IT Department Reorgs Are on the Horizon
An IDG Enterprise study finds that most IT departments are centralized, but the federated model is gaining momentum as CIOs reorient their staffs to focus on business needs
Tue, February 26, 2013
CIO — Given the opportunity, more than one-fourth (27 percent) of IT and business leaders would rebuild their IT departments from scratch, according to an IDG Enterprise survey of 696 senior IT and business executives.
That approach may be more radical than most, but the "Future State of the IT Organization" study shows that IT departments are headed for profound changes as CIOs try to refocus their staffs on business results such as revenue, customer service and product innovation.
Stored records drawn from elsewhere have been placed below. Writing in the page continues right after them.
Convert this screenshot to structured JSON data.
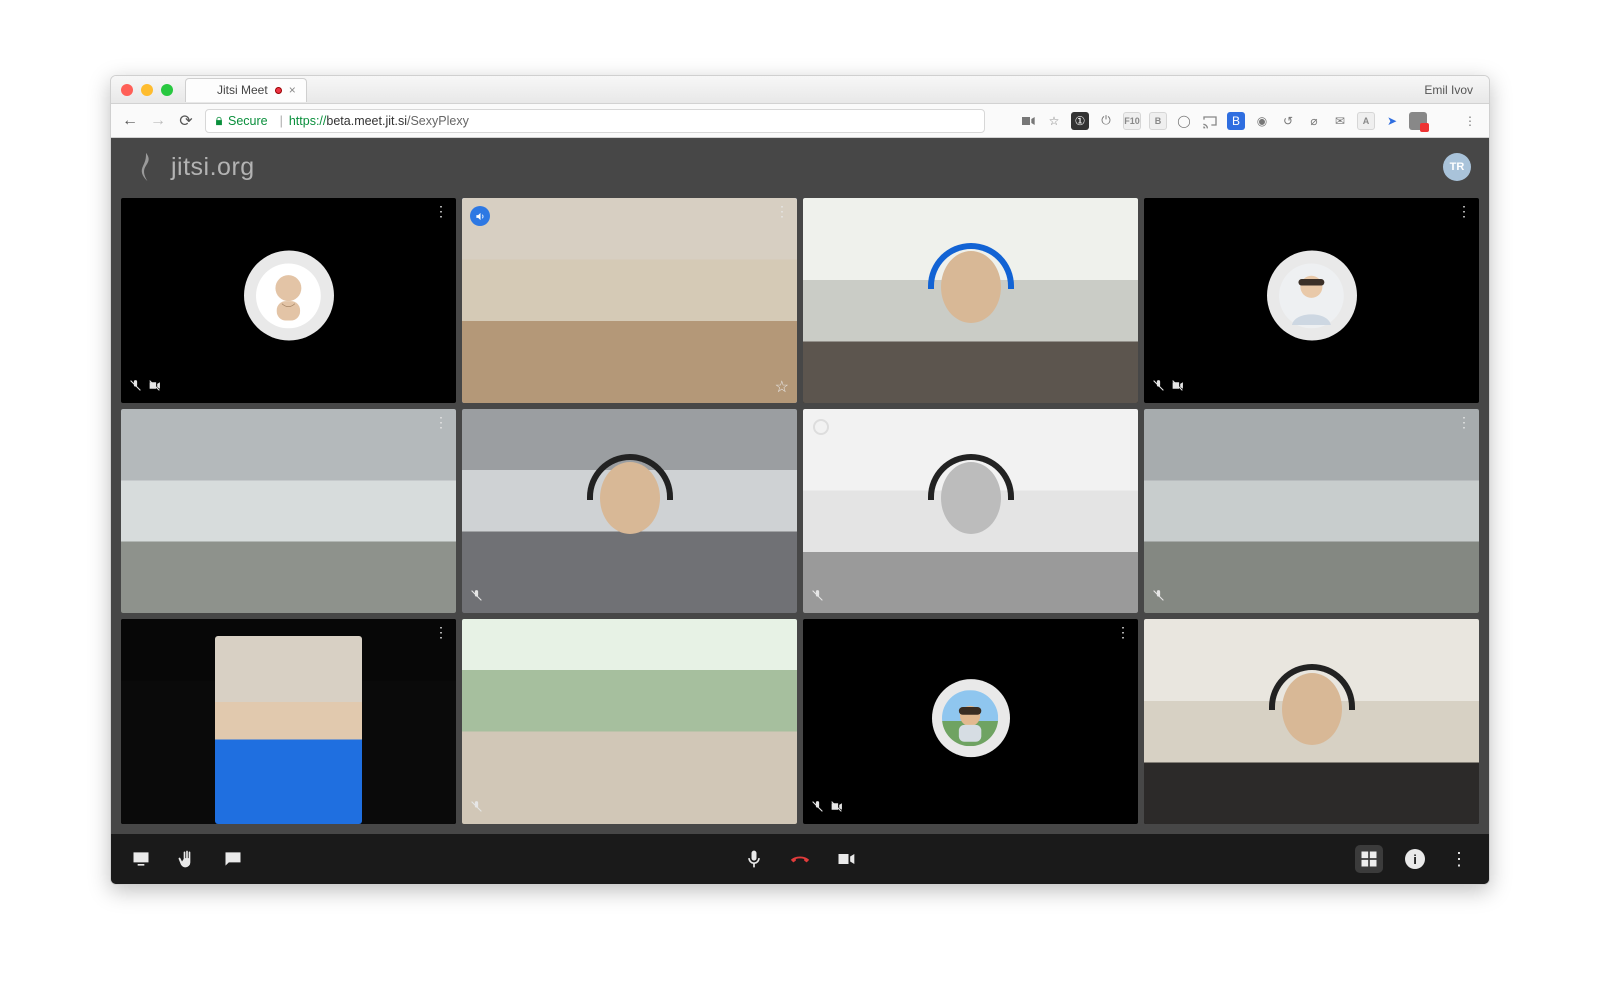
{
  "os_user": "Emil Ivov",
  "browser_tab": {
    "title": "Jitsi Meet",
    "recording": true
  },
  "address_bar": {
    "secure_label": "Secure",
    "protocol": "https://",
    "host": "beta.meet.jit.si",
    "path": "/SexyPlexy"
  },
  "app": {
    "logo_text": "jitsi.org",
    "local_avatar_initials": "TR"
  },
  "participants": [
    {
      "id": 0,
      "display_mode": "avatar",
      "avatar_shape": "bald-man",
      "mic_muted": true,
      "cam_muted": true,
      "active_speaker": false,
      "dominant": false,
      "starred": false,
      "menu": true
    },
    {
      "id": 1,
      "display_mode": "video",
      "video_style": "ph-a",
      "mic_muted": false,
      "cam_muted": false,
      "active_speaker": true,
      "dominant": false,
      "starred": true,
      "menu": true
    },
    {
      "id": 2,
      "display_mode": "video",
      "video_style": "ph-b",
      "mic_muted": false,
      "cam_muted": false,
      "active_speaker": false,
      "dominant": false,
      "starred": false,
      "menu": false,
      "headset": "blue"
    },
    {
      "id": 3,
      "display_mode": "avatar",
      "avatar_shape": "suit-man",
      "mic_muted": true,
      "cam_muted": true,
      "active_speaker": false,
      "dominant": false,
      "starred": false,
      "menu": true
    },
    {
      "id": 4,
      "display_mode": "video",
      "video_style": "ph-c",
      "mic_muted": false,
      "cam_muted": false,
      "active_speaker": false,
      "dominant": false,
      "starred": false,
      "menu": true
    },
    {
      "id": 5,
      "display_mode": "video",
      "video_style": "ph-d",
      "mic_muted": true,
      "cam_muted": false,
      "active_speaker": false,
      "dominant": false,
      "starred": false,
      "menu": false,
      "headset": "black"
    },
    {
      "id": 6,
      "display_mode": "video",
      "video_style": "ph-e",
      "mic_muted": true,
      "cam_muted": false,
      "active_speaker": false,
      "dominant": true,
      "starred": false,
      "menu": false,
      "headset": "black"
    },
    {
      "id": 7,
      "display_mode": "video",
      "video_style": "ph-c2",
      "mic_muted": true,
      "cam_muted": false,
      "active_speaker": false,
      "dominant": false,
      "starred": false,
      "menu": true
    },
    {
      "id": 8,
      "display_mode": "video",
      "video_style": "ph-f",
      "mic_muted": false,
      "cam_muted": false,
      "active_speaker": false,
      "dominant": false,
      "starred": false,
      "menu": true,
      "portrait": true
    },
    {
      "id": 9,
      "display_mode": "video",
      "video_style": "ph-g",
      "mic_muted": true,
      "cam_muted": false,
      "active_speaker": false,
      "dominant": false,
      "starred": false,
      "menu": false
    },
    {
      "id": 10,
      "display_mode": "avatar",
      "avatar_shape": "outdoor-man",
      "mic_muted": true,
      "cam_muted": true,
      "active_speaker": false,
      "dominant": false,
      "starred": false,
      "menu": true
    },
    {
      "id": 11,
      "display_mode": "video",
      "video_style": "ph-h",
      "mic_muted": false,
      "cam_muted": false,
      "active_speaker": false,
      "dominant": false,
      "starred": false,
      "menu": false,
      "headset": "black"
    }
  ],
  "toolbox": {
    "left": [
      "screen-share",
      "raise-hand",
      "chat"
    ],
    "center": [
      "microphone",
      "hangup",
      "camera"
    ],
    "right": [
      "tile-view",
      "info",
      "more"
    ]
  }
}
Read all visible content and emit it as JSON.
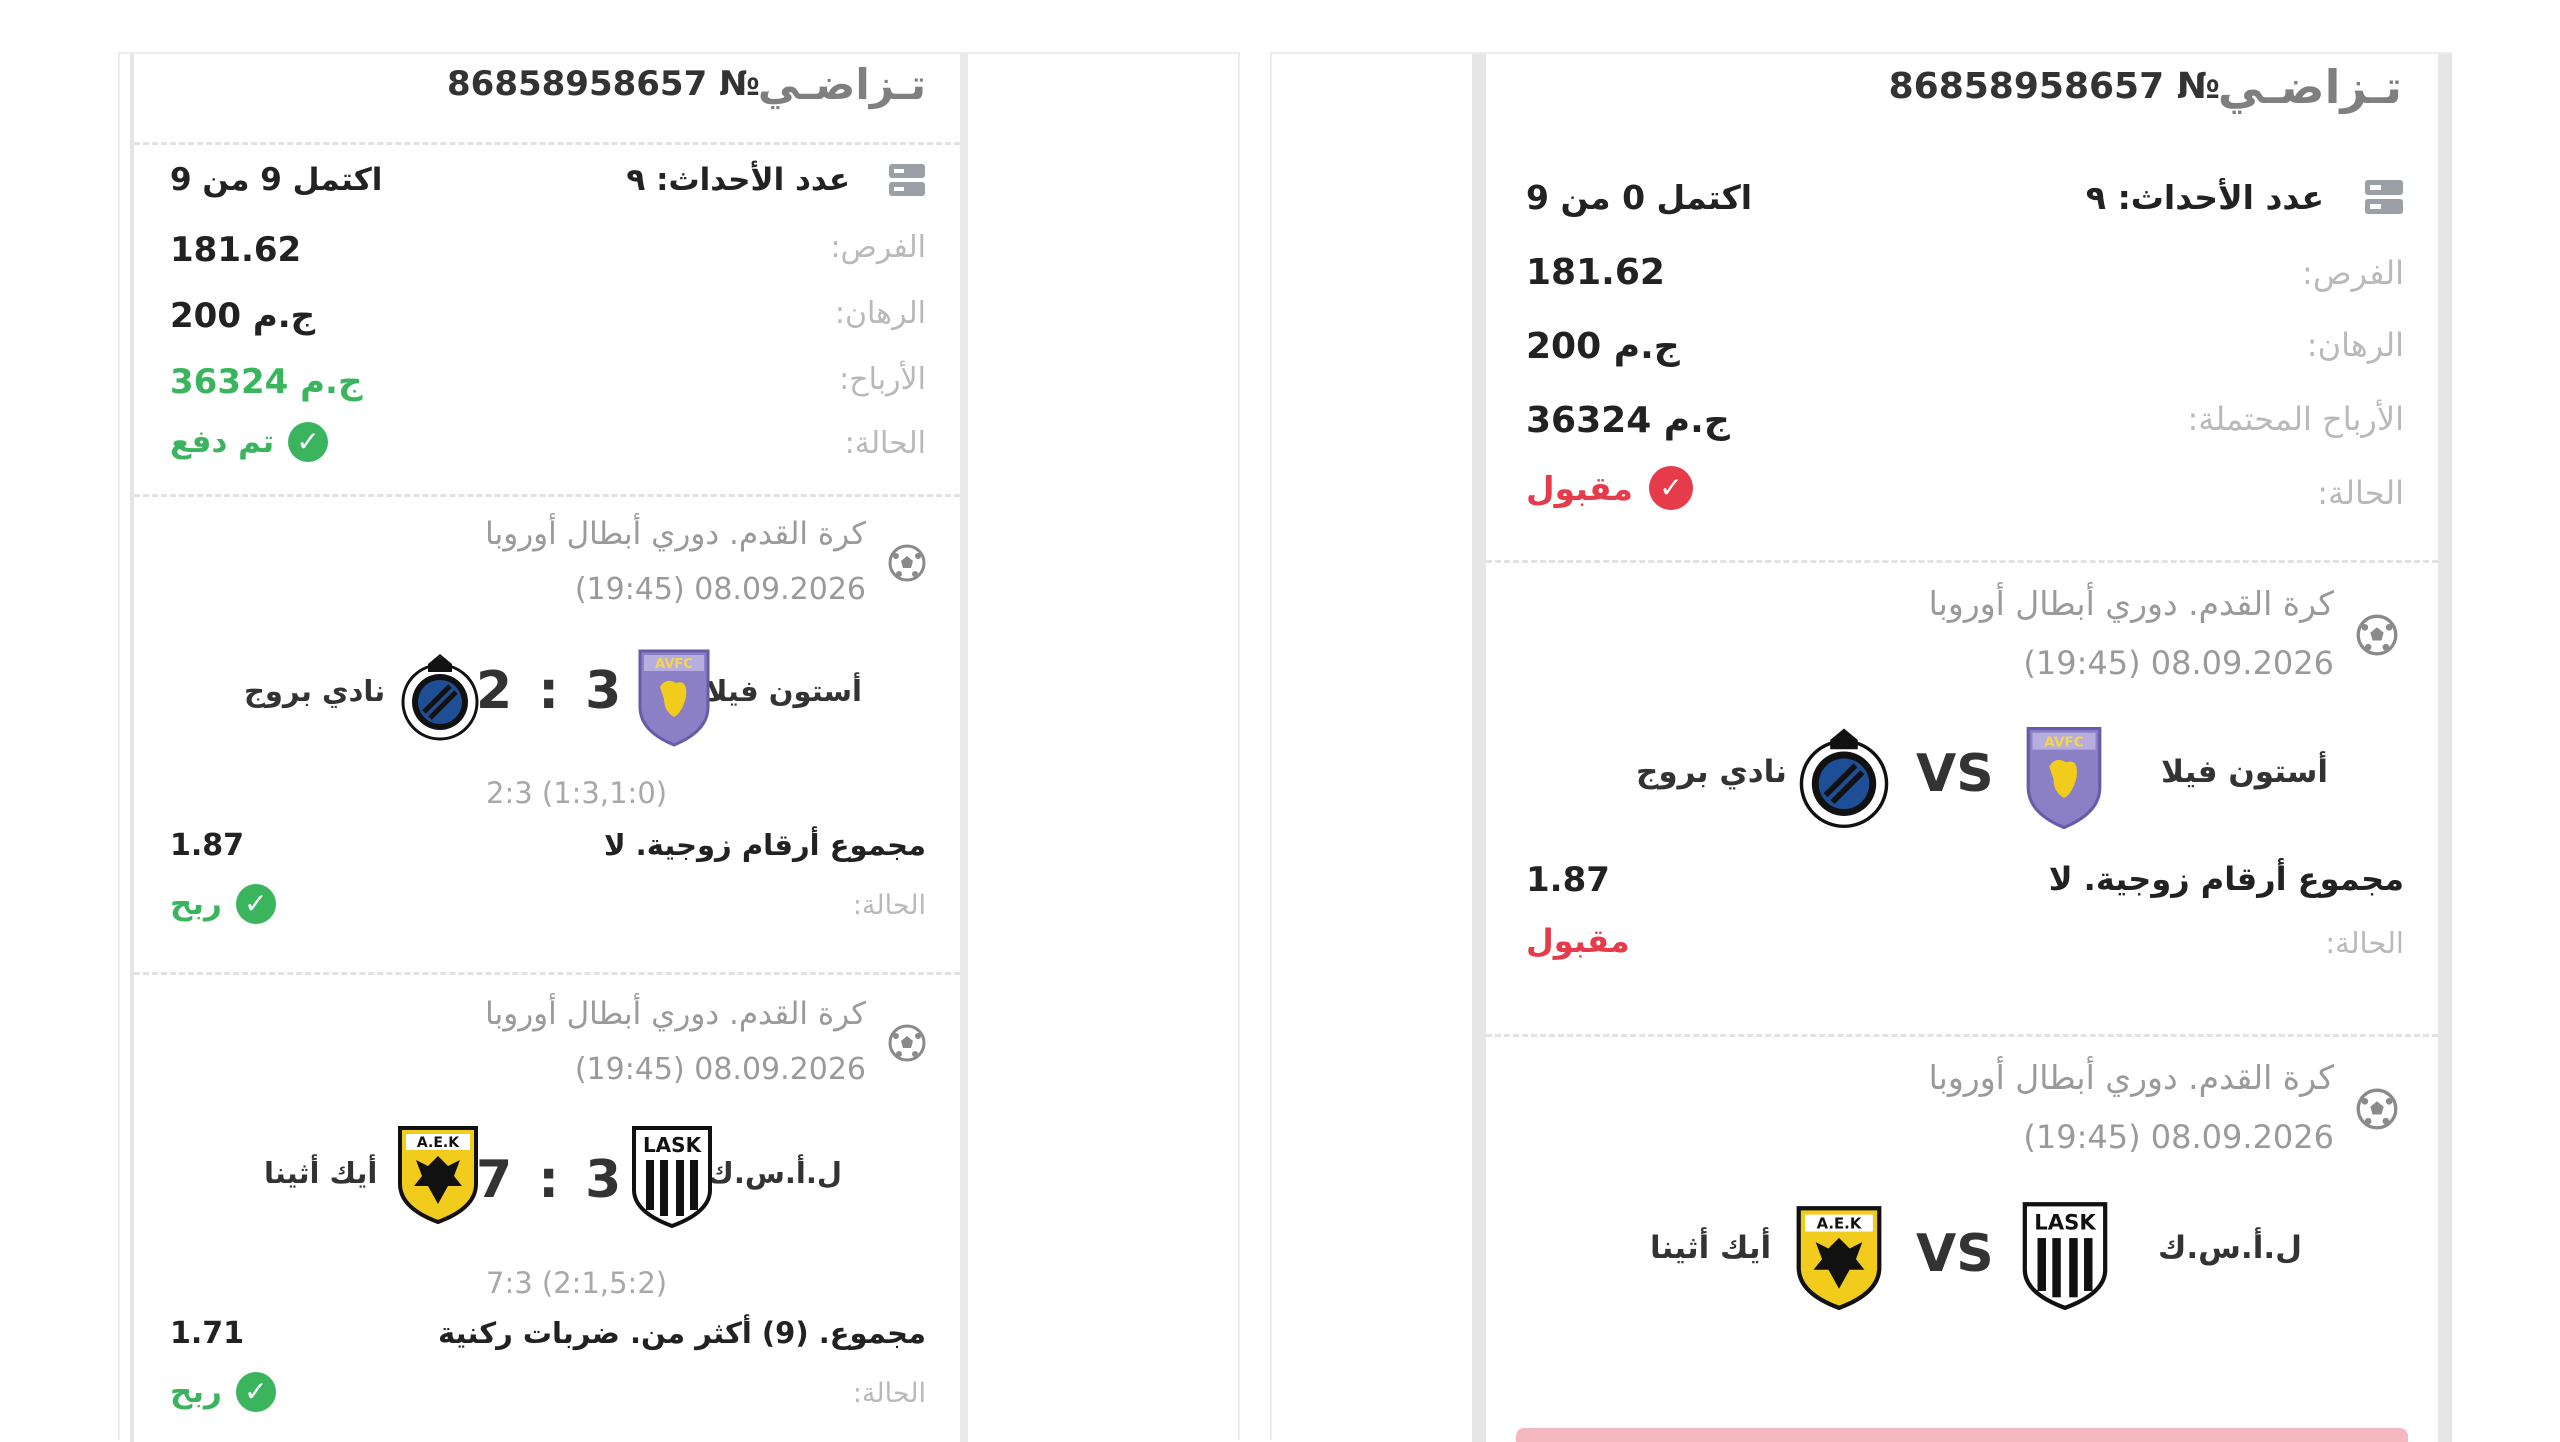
{
  "left": {
    "ticket_word": "تـزاضـي",
    "ticket_number": "86858958657 №",
    "summary": {
      "events_count": "عدد الأحداث: ٩",
      "completed": "اكتمل 9 من 9",
      "odds_label": "الفرص:",
      "odds_value": "181.62",
      "stake_label": "الرهان:",
      "stake_value": "200 ج.م",
      "winnings_label": "الأرباح:",
      "winnings_value": "36324 ج.م",
      "status_label": "الحالة:",
      "status_value": "تم دفع"
    },
    "events": [
      {
        "league": "كرة القدم. دوري أبطال أوروبا",
        "datetime": "(19:45) 08.09.2026",
        "home_team": "أستون فيلا",
        "away_team": "نادي بروج",
        "home_crest": "AVFC",
        "away_crest": "club-brugge-crest",
        "score": "2 : 3",
        "detail": "2:3 (1:3,1:0)",
        "market": "مجموع أرقام زوجية. لا",
        "odd": "1.87",
        "status_label": "الحالة:",
        "status_value": "ربح"
      },
      {
        "league": "كرة القدم. دوري أبطال أوروبا",
        "datetime": "(19:45) 08.09.2026",
        "home_team": "ل.أ.س.ك",
        "away_team": "أيك أثينا",
        "home_crest": "LASK",
        "away_crest": "AEK",
        "score": "7 : 3",
        "detail": "7:3 (2:1,5:2)",
        "market": "مجموع. (9) أكثر من. ضربات ركنية",
        "odd": "1.71",
        "status_label": "الحالة:",
        "status_value": "ربح"
      }
    ]
  },
  "right": {
    "ticket_word": "تـزاضـي",
    "ticket_number": "86858958657 №",
    "summary": {
      "events_count": "عدد الأحداث: ٩",
      "completed": "اكتمل 0 من 9",
      "odds_label": "الفرص:",
      "odds_value": "181.62",
      "stake_label": "الرهان:",
      "stake_value": "200 ج.م",
      "winnings_label": "الأرباح المحتملة:",
      "winnings_value": "36324 ج.م",
      "status_label": "الحالة:",
      "status_value": "مقبول"
    },
    "events": [
      {
        "league": "كرة القدم. دوري أبطال أوروبا",
        "datetime": "(19:45) 08.09.2026",
        "home_team": "أستون فيلا",
        "away_team": "نادي بروج",
        "home_crest": "AVFC",
        "away_crest": "club-brugge-crest",
        "vs": "VS",
        "market": "مجموع أرقام زوجية. لا",
        "odd": "1.87",
        "status_label": "الحالة:",
        "status_value": "مقبول"
      },
      {
        "league": "كرة القدم. دوري أبطال أوروبا",
        "datetime": "(19:45) 08.09.2026",
        "home_team": "ل.أ.س.ك",
        "away_team": "أيك أثينا",
        "home_crest": "LASK",
        "away_crest": "AEK",
        "vs": "VS"
      }
    ]
  },
  "colors": {
    "win_green": "#3ab55d",
    "accepted_red": "#e53b4a",
    "aston_villa": "#7f6fb9",
    "brugge_blue": "#1e4f96",
    "aek_yellow": "#f2cc1c"
  },
  "icons": [
    "list-icon",
    "soccer-ball-icon",
    "check-circle-icon"
  ]
}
Today, 65 percent of IT organizations are centralized, giving CIOs control of the IT budget and technology assets. The remainder are federated (27 percent), where some IT decisions and assets are distributed among business units, or totally decentralized (7 percent).
But that mix may be changing. The survey finds that CIOs who are considering IT reorganizations to meet future business requirements tend to favor a federated approach that puts some IT staffers in the business units.
CIO Karla Viglasky set up a federated model for her IT department at ITT after the manufacturing company split into three parts in 2011. "On the business side, they are running and gunning, and you have to be supportive and flexible," she says. "With the federated model, we have a balance of the two [centralization and decentralization]. That balance is where the magic is."
Left with a smaller staff after the divestiture, Viglasky needs IT professionals who fit the federated model. "I need people that are more business-savvy and will find solutions in the middle," meaning they satisfy business requirements while maintaining security, she says.
IT leaders are rethinking other aspects of the organizational chart as well. Today, 38 percent of IT departments place the staff under VPs for technology areas (such as applications and infrastructure), while 27 percent are organized by business function (such as HR) and 18 percent are organized by business processes (such as supply chain). But the study says CIOs tend to consider the process-focused staffing model a better fit for the future.